Once everything is taken out of their paycheck, someone earning a median salary ends up with an annual income of $39,442, which equals $3,286 per month. Let’s see how it looks divided.

  • Living expenses (50%): $1,643 per month
  • Savings (20%): $657 per month
  • Everything else (30 %): $986 per month

You don’t have to look far to realize that some of these numbers seem unrealistic. That $1,643 will barely cover the national average rent — $1,495 — for a one-bedroom apartment, according to rental platform Zumper. Additionally, the average single-family home spends about $172 per month on utilities, according to EnergyStar.gov.

Need a car to go to work? The average monthly payment on a used vehicle is $526, according to Experian, plus you can expect to pay $150 to $200 per month on gas, per JD Power.

That puts our hypothetical budget at around $2,400, and they still have to feed. The U.S. Department of Agriculture’s “thrifty” food plan prescribes a monthly cost of $302 for men ages 20 to 50 and $241 for women of the same age. The agency recommends increasing these figures by 20% for people living alone.

Added together, the total is just short of erasing not only the 50% for living expenses, but also the 30% for everything else. And think about how much “everything else” you have in your life.

How to budget when money is tight

It is therefore not surprising that in times of need, Americans are unable to set aside the 20% recommended by financial professionals. In fact, the average personal savings rate in the United States is just over 5%, according to the St. Louis Fed.

If you’re one of the legions of Americans looking to get their budgets in order and increase their savings rate, forget the 50-30-20. Start by making sure you can make ends meet.

From there, focus on what Rachel Camp, Certified Financial Planner and owner of Camp Wealth, calls “needle movers”: increasing your income and reducing major fixed expenses.

However, this may be easier said than done.

Increasing your income probably means taking a scramble or earning a raise at your current gig — two big asks if you’re already stretched.

In terms of cost cutting, consider measures such as adjusting your living situation, either by downsizing or taking on roommates, or rethinking whether you need a car in the city where you live, if you can.

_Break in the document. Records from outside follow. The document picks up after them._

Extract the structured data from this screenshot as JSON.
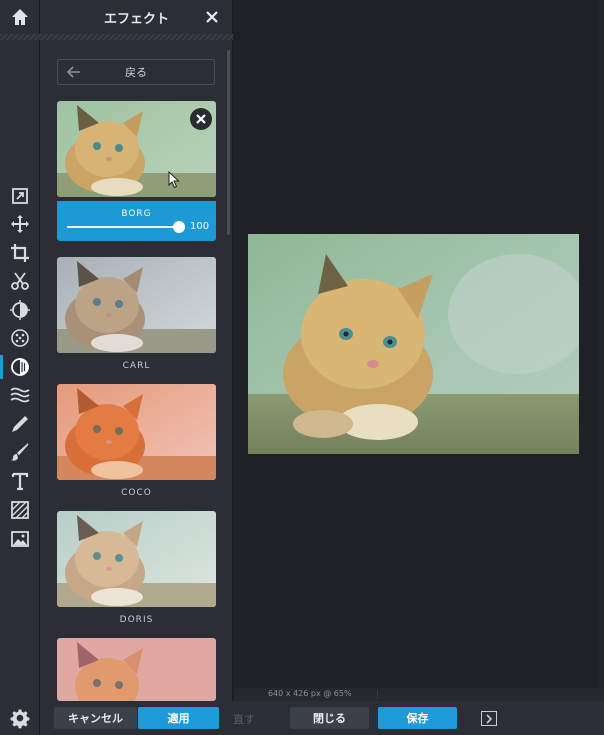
{
  "panel": {
    "title": "エフェクト",
    "back_label": "戻る",
    "cancel_label": "キャンセル",
    "apply_label": "適用"
  },
  "active_effect": {
    "name": "BORG",
    "value": "100",
    "level_percent": 100
  },
  "effects": [
    {
      "name": "CARL"
    },
    {
      "name": "COCO"
    },
    {
      "name": "DORIS"
    }
  ],
  "status": {
    "image_info": "640 x 426 px @ 65%"
  },
  "bottom": {
    "redo_label": "直す",
    "close_label": "閉じる",
    "save_label": "保存"
  },
  "icons": {
    "home": "home-icon",
    "settings": "gear-icon",
    "tools": [
      "resize-icon",
      "move-icon",
      "crop-icon",
      "cut-icon",
      "adjust-icon",
      "filter-dots-icon",
      "effect-icon",
      "wave-icon",
      "pipette-icon",
      "brush-icon",
      "text-icon",
      "texture-icon",
      "image-icon"
    ]
  },
  "colors": {
    "accent": "#1e9ad8",
    "panel_bg": "#2b2e34",
    "canvas_bg": "#1f2126"
  }
}
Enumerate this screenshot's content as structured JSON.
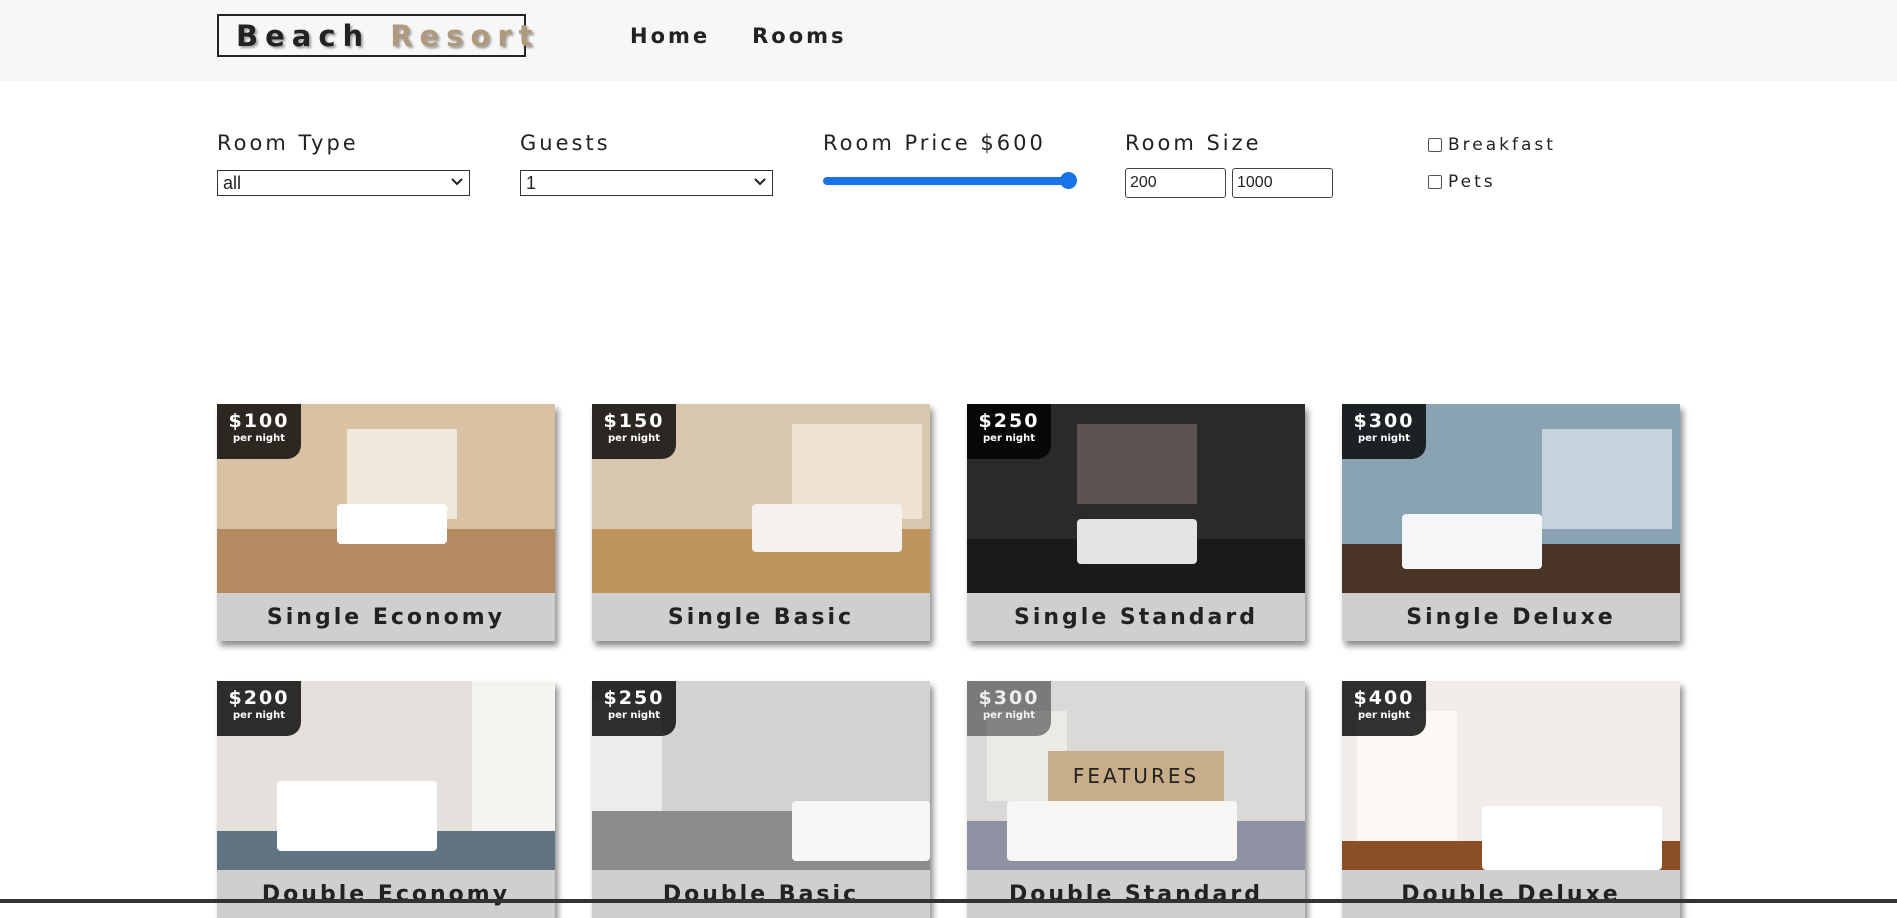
{
  "navbar": {
    "logo_word1": "Beach",
    "logo_word2": "Resort",
    "links": [
      "Home",
      "Rooms"
    ]
  },
  "filters": {
    "room_type": {
      "label": "Room Type",
      "value": "all"
    },
    "guests": {
      "label": "Guests",
      "value": "1"
    },
    "price": {
      "label": "Room Price $600",
      "value": 600,
      "max": 600
    },
    "size": {
      "label": "Room Size",
      "min": "200",
      "max": "1000"
    },
    "breakfast": {
      "label": "Breakfast",
      "checked": false
    },
    "pets": {
      "label": "Pets",
      "checked": false
    }
  },
  "rooms": [
    {
      "name": "Single Economy",
      "price": "$100",
      "per": "per night",
      "palette": [
        "#d9c2a4",
        "#f1e8dc",
        "#b48a60",
        "#ffffff"
      ]
    },
    {
      "name": "Single Basic",
      "price": "$150",
      "per": "per night",
      "palette": [
        "#d8c6ad",
        "#eee3d3",
        "#c0945e",
        "#f5f2ee"
      ]
    },
    {
      "name": "Single Standard",
      "price": "$250",
      "per": "per night",
      "palette": [
        "#2a2a2a",
        "#5a5350",
        "#1a1a1a",
        "#e6e4e2"
      ]
    },
    {
      "name": "Single Deluxe",
      "price": "$300",
      "per": "per night",
      "palette": [
        "#8aa3b3",
        "#c6d3dc",
        "#4a3426",
        "#f4f6f8"
      ]
    },
    {
      "name": "Double Economy",
      "price": "$200",
      "per": "per night",
      "palette": [
        "#e4e1dc",
        "#f6f4f0",
        "#5f7480",
        "#ffffff"
      ]
    },
    {
      "name": "Double Basic",
      "price": "$250",
      "per": "per night",
      "palette": [
        "#d2d2d2",
        "#ececec",
        "#8c8c8c",
        "#f7f7f7"
      ]
    },
    {
      "name": "Double Standard",
      "price": "$300",
      "per": "per night",
      "palette": [
        "#bdbab6",
        "#dcd9d4",
        "#323a56",
        "#f0efed"
      ],
      "hover": true,
      "features_label": "FEATURES"
    },
    {
      "name": "Double Deluxe",
      "price": "$400",
      "per": "per night",
      "palette": [
        "#f0ece8",
        "#fbf8f5",
        "#8a4f24",
        "#ffffff"
      ]
    }
  ]
}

For now, these moves may seem impossible. Your budget may currently look less like 50-30-20 and more like 90-10, with just about all you have for living expenses and the rest for occasional luxuries.

Once you know what you need to live on, try to spend some of your income on financial goals, even if you’re at 85-10-5. “Even if you can invest $20 a month, that’s how you start,” Ramit Sethi, a self-made millionaire and host of “How to Get Rich,” recently told CNBC Make It.

Set this money to automatically come out of your salary each month. The hope is that as your salary increases, you will be able to rake in a higher percentage of your income.

Try to get to the point where you flip the budget: automatically set aside 20% to meet your goals each month, pay your living expenses, and then spend the rest of your money however you see fit.

DON’T MISS: Want to be smarter and more successful with your money, your job, and your life? Subscribe to our new newsletter!

Get CNBC’s free report, 11 ways to tell if we’re in a recession, where Kelly Evans reviews the main indicators that a recession is approaching or has already begun.

Check: These 5 graphs show how much 2 years of inflation really cost you

How a 26-year-old woman making $27,000 in Seattle, Washington spends her money

Leave a Comment